Over the last few decades, the government of Malawi provided farmers in the country with subsidies to purchase synthetic fertilizers and commercial maize seed. Over time, the subsidy programs transformed thousands of small farming operations into primarily maize fields, and increased reliance on purchased inputs. It was a pattern replicated across many countries in rural Africa.

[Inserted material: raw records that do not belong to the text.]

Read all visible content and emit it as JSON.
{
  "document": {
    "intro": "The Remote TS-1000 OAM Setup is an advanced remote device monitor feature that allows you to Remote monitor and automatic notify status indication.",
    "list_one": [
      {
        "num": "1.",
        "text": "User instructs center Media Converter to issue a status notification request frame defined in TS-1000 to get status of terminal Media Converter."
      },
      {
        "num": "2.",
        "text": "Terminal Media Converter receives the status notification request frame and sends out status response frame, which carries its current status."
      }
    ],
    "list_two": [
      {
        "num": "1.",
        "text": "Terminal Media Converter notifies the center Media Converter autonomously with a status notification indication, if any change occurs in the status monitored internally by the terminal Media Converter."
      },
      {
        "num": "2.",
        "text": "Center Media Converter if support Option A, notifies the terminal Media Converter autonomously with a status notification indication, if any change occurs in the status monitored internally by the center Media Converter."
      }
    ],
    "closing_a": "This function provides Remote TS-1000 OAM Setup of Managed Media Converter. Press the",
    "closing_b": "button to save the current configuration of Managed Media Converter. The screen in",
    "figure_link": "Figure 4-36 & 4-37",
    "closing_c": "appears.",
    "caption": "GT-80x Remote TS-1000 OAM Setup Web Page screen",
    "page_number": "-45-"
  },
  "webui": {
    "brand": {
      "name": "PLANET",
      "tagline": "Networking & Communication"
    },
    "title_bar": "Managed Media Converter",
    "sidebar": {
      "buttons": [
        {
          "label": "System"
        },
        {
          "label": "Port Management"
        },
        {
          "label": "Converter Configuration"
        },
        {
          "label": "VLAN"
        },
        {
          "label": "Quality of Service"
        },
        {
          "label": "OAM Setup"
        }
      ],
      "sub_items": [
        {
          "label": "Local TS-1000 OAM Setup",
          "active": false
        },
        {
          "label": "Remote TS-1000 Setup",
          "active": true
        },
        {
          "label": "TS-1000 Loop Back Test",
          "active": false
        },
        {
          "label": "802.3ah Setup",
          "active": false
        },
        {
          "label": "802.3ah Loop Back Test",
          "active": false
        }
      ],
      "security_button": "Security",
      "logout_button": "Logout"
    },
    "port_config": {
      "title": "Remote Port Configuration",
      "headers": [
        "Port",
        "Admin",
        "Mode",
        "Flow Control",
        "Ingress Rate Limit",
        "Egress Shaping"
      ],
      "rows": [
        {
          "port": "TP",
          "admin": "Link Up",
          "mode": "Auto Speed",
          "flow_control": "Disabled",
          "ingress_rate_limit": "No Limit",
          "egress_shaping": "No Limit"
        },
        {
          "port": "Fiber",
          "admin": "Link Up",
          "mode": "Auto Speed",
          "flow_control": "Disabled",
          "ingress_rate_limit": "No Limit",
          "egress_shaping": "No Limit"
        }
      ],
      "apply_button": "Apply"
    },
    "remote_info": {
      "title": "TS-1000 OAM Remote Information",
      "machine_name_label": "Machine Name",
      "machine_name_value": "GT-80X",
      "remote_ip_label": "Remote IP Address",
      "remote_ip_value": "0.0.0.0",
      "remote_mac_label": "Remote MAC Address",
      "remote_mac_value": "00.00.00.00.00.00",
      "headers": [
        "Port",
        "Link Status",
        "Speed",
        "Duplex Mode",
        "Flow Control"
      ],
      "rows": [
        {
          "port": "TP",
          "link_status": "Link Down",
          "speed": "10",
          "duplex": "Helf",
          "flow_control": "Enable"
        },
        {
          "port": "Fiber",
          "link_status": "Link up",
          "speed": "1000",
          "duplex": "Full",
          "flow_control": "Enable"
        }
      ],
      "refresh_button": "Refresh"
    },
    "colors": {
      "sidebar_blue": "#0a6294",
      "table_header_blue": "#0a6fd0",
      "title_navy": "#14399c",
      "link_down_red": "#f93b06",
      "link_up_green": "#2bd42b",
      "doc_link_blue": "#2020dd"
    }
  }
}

But the change came with a cost. Indigenous knowledge on organic farming practices faded, and the move away from traditional, diversified farming rippled through the social dynamics of the landlocked country in the southeast part of Africa that is home to now more than 19 million people. When the subsidy was removed in the 1990s, the price of fertilizer increased dramatically, and many farmers did not have knowledge or alternatives to fall back on. Since families relied on maize as their primary food source and as a source of income, rates of malnutrition increased across the country.